- you have no changes to make when booting back into Linux, which will just re-fit drivers to the new part.
- It is VERY advisable though, to reconnect your drives in the same sequence they were before the swap of the motherboard/ sata-controller/ RAID-card..
before the part-swap
sata port 01 = sata drive sda
after the part-swap
sata port 01 = sata drive sda
..and so on.
- In the BIOS/ UEFI, ensure that the boot sequence is also the same as before the upgrade or swap.
>> Finally, after replacing or even adding drives, run a 'greyhole -f' and a 'greyhole -l' as sudo in terminal to completely re-discover what you may have had in the greyhole storage pool.

Network Card

- you must ensure that the same ethernet device assignment stands as before the part swap.
- If anything eth0 may become eth1 afterwards, so you will need to rename it to eth0 via the Network Manager in the desktop.
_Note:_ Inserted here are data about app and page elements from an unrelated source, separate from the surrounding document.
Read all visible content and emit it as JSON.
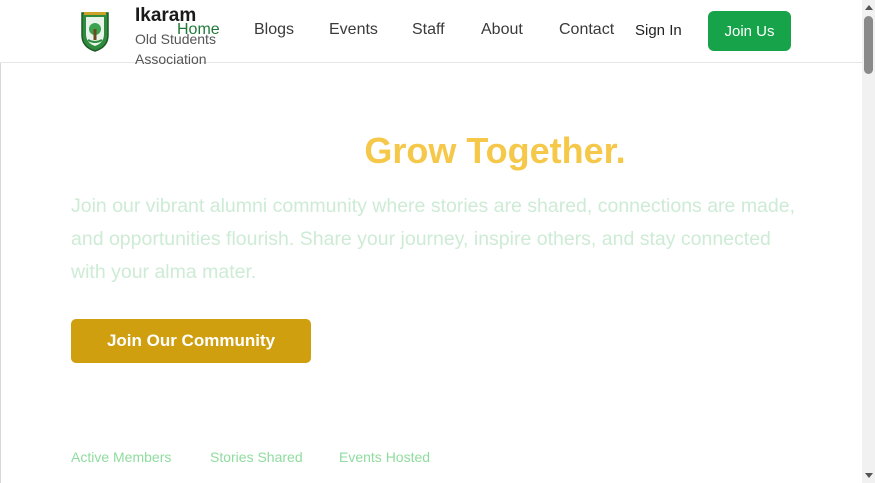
{
  "brand": {
    "name": "Ikaram",
    "subtitle": "Old Students Association"
  },
  "nav": {
    "items": [
      {
        "label": "Home",
        "active": true
      },
      {
        "label": "Blogs",
        "active": false
      },
      {
        "label": "Events",
        "active": false
      },
      {
        "label": "Staff",
        "active": false
      },
      {
        "label": "About",
        "active": false
      },
      {
        "label": "Contact",
        "active": false
      }
    ],
    "sign_in": "Sign In",
    "join_us": "Join Us"
  },
  "hero": {
    "headline": "Grow Together.",
    "description": "Join our vibrant alumni community where stories are shared, connections are made, and opportunities flourish. Share your journey, inspire others, and stay connected with your alma mater.",
    "cta_label": "Join Our Community"
  },
  "stats": {
    "labels": [
      "Active Members",
      "Stories Shared",
      "Events Hosted"
    ]
  },
  "colors": {
    "brand_green": "#16a34a",
    "active_nav": "#1f7a3a",
    "headline_yellow": "#f5c84a",
    "cta_gold": "#cf9f0f"
  }
}
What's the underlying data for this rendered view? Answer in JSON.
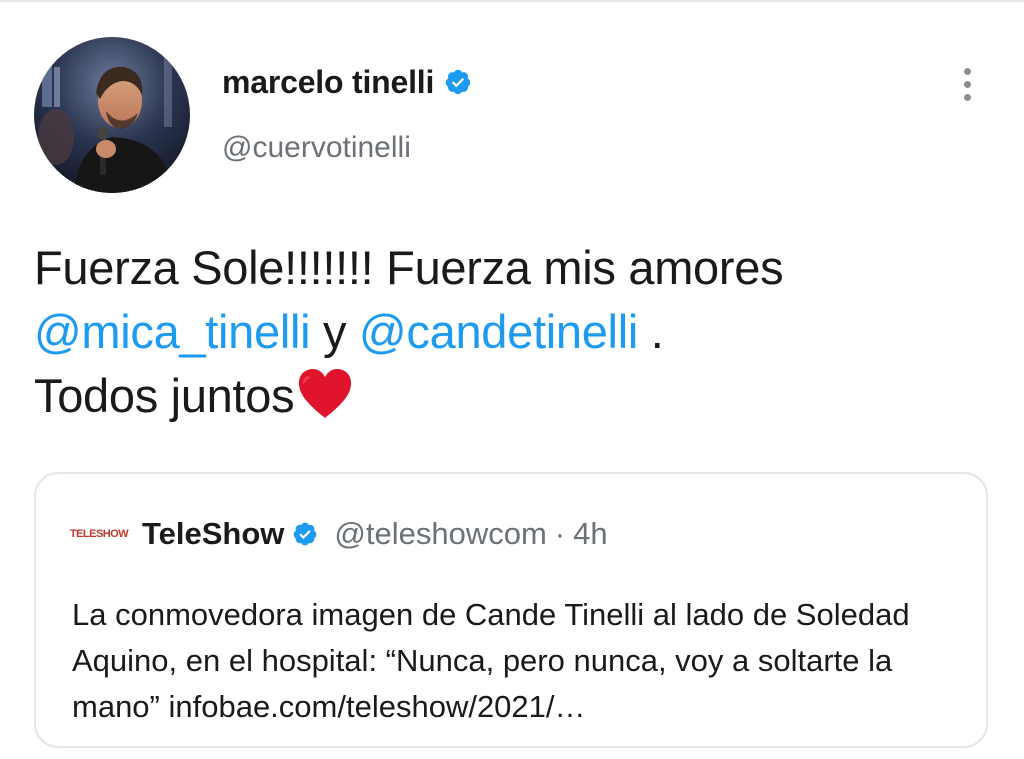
{
  "tweet": {
    "author": {
      "display_name": "marcelo tinelli",
      "handle": "@cuervotinelli",
      "verified_icon": "verified-badge-icon",
      "avatar_icon": "avatar-photo"
    },
    "text_parts": {
      "part1": "Fuerza Sole!!!!!!! Fuerza mis amores",
      "mention1": "@mica_tinelli",
      "part2": " y ",
      "mention2": "@candetinelli",
      "part3": " .",
      "part4": "Todos juntos"
    },
    "emoji": "red-heart",
    "more_icon": "more-vertical-icon"
  },
  "quoted_tweet": {
    "avatar_label": "TELESHOW",
    "display_name": "TeleShow",
    "handle": "@teleshowcom",
    "separator": "·",
    "time": "4h",
    "text": "La conmovedora imagen de Cande Tinelli al lado de Soledad Aquino, en el hospital: “Nunca, pero nunca, voy a soltarte la mano” infobae.com/teleshow/2021/…"
  },
  "colors": {
    "link": "#1d9bf0",
    "verified": "#1d9bf0",
    "secondary_text": "#6b7177",
    "card_border": "#e3e6e9",
    "heart": "#e0142c"
  }
}
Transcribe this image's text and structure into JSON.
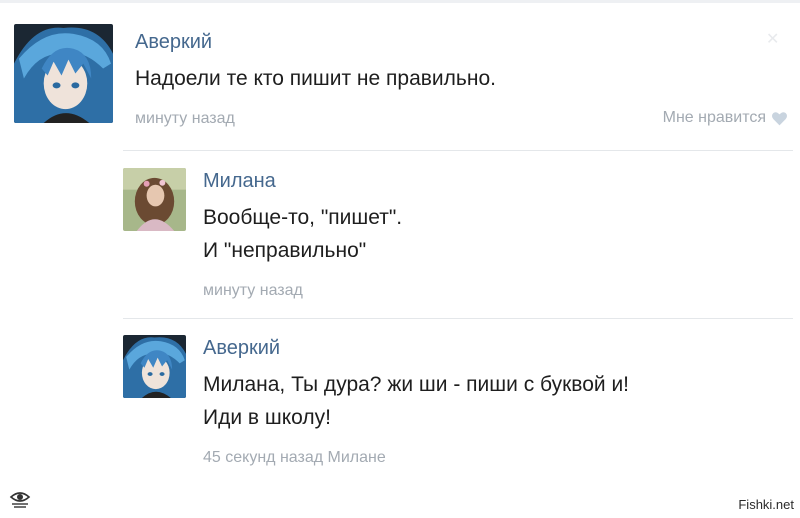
{
  "comments": [
    {
      "author": "Аверкий",
      "lines": [
        "Надоели те кто пишит не правильно."
      ],
      "time": "минуту назад",
      "like_label": "Мне нравится",
      "avatar_icon": "anime-boy-avatar"
    },
    {
      "author": "Милана",
      "lines": [
        "Вообще-то, \"пишет\".",
        "И \"неправильно\""
      ],
      "time": "минуту назад",
      "avatar_icon": "girl-photo-avatar"
    },
    {
      "author": "Аверкий",
      "lines": [
        "Милана, Ты дура? жи ши - пиши с буквой и!",
        "Иди в школу!"
      ],
      "time": "45 секунд назад",
      "reply_to": "Милане",
      "avatar_icon": "anime-boy-avatar"
    }
  ],
  "watermark": "Fishki.net",
  "colors": {
    "author": "#45688e",
    "text": "#1e1e1e",
    "meta": "#a3aab2",
    "divider": "#e4e7ea"
  }
}
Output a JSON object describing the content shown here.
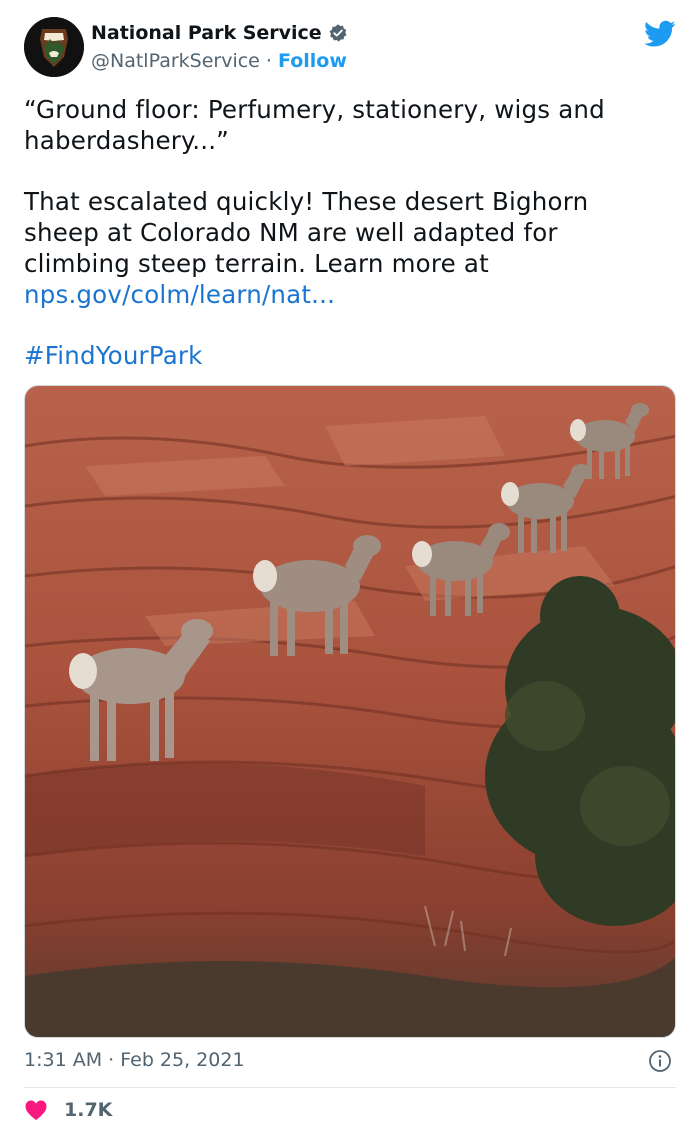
{
  "author": {
    "name": "National Park Service",
    "handle": "@NatlParkService",
    "separator": "·",
    "follow_label": "Follow"
  },
  "tweet": {
    "quote": "“Ground floor: Perfumery, stationery, wigs and haberdashery...”",
    "body": "That escalated quickly! These desert Bighorn sheep at Colorado NM are well adapted for climbing steep terrain. Learn more at",
    "link": "nps.gov/colm/learn/nat...",
    "hashtag": "#FindYourPark"
  },
  "footer": {
    "time": "1:31 AM",
    "separator": "·",
    "date": "Feb 25, 2021",
    "like_count": "1.7K"
  },
  "icons": {
    "verified": "verified-badge-icon",
    "twitter": "twitter-bird-icon",
    "info": "info-icon",
    "heart": "heart-icon"
  },
  "colors": {
    "accent": "#1d9bf0",
    "link": "#1b75d0",
    "heart": "#f91880",
    "muted": "#536471"
  }
}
You'll want to reboot to finalize changes.
- use your favourite command line editor and edit with sudo/su..


which may look like this

# This file was automatically generated by the /lib/udev/write_net_rules
# program, run by the persistent-net-generator.rules rules file.
# You can modify it, as long as you keep each rule on a single
# line, and change only the value of the NAME= key.
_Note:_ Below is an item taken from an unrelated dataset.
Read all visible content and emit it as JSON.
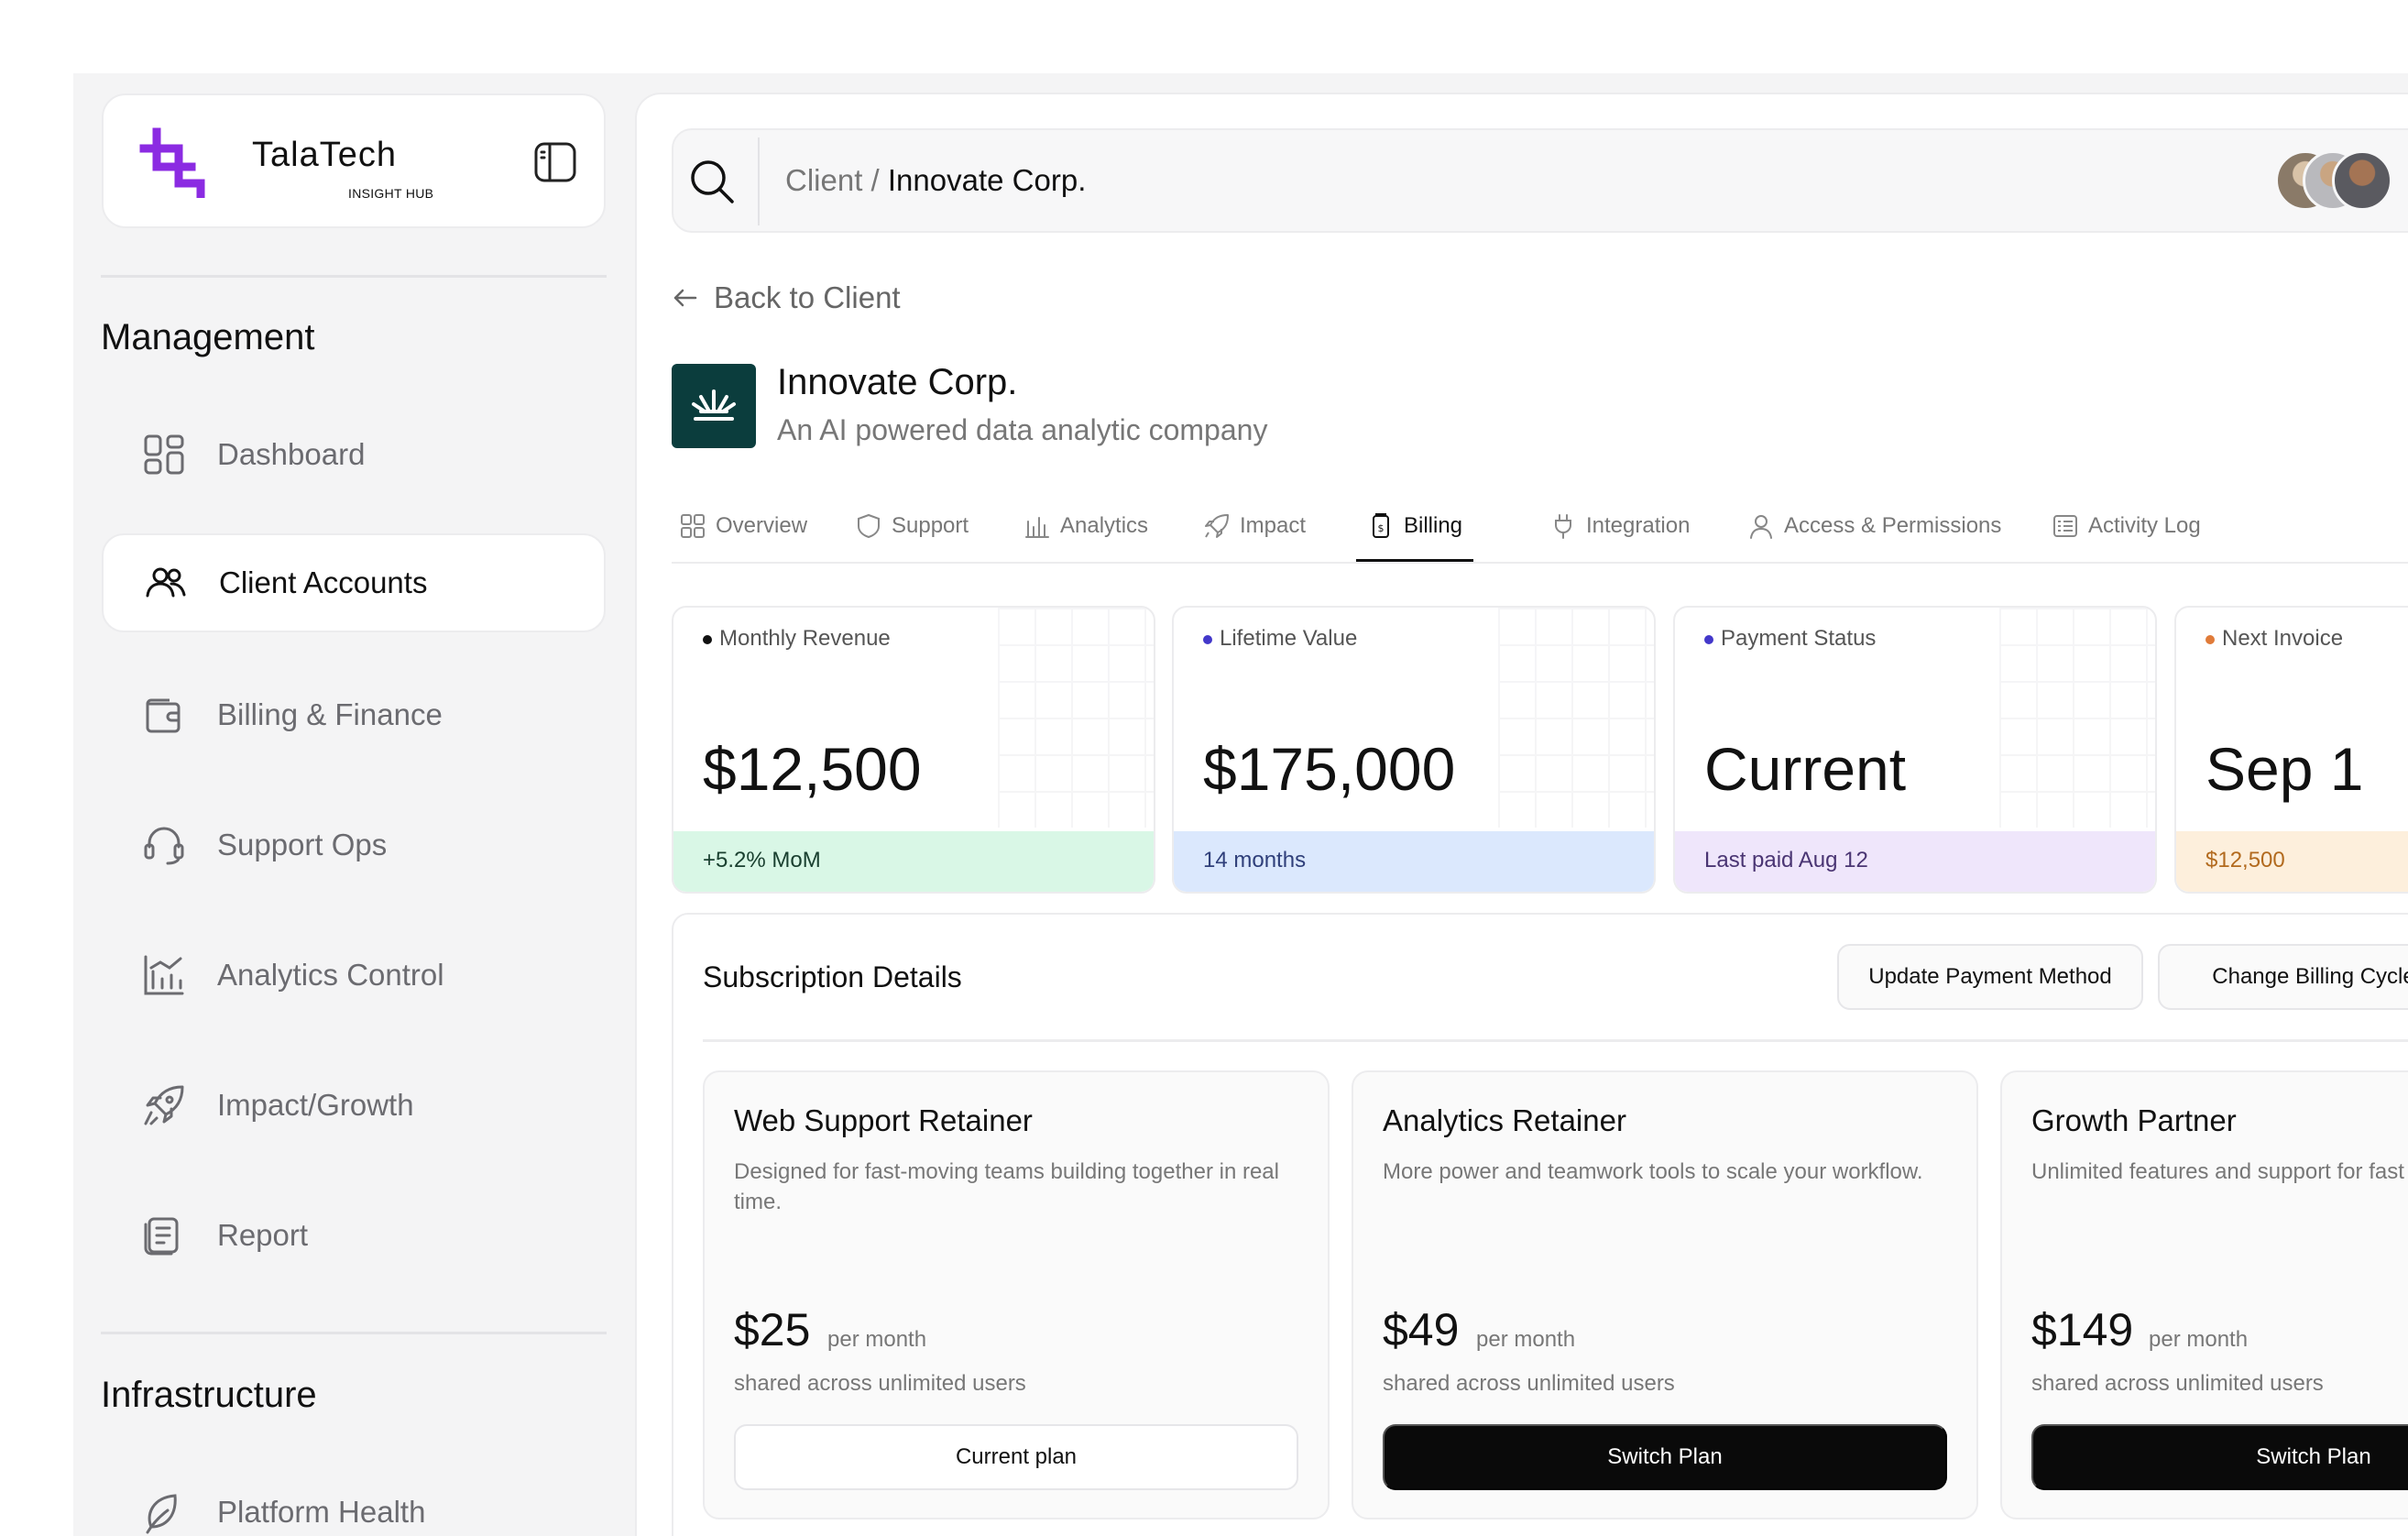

# net device () (custom name provided by external tool)
SUBSYSTEM=="net", ACTION=="add", ATTR{dev_id}=="0x0", ATTR{type}=="1", KERNEL=="eth*", NAME="eth0"

And notice the "eth0". If it is something else, make it eth0 and save the file and reboot.

CPU / RAM / video card

- no changes need to be done after boot. These drivers and modules should automatically load on a reboot of Linux VMs.
- this is because the hypervisor is abstracting the CPU to the VM regardless.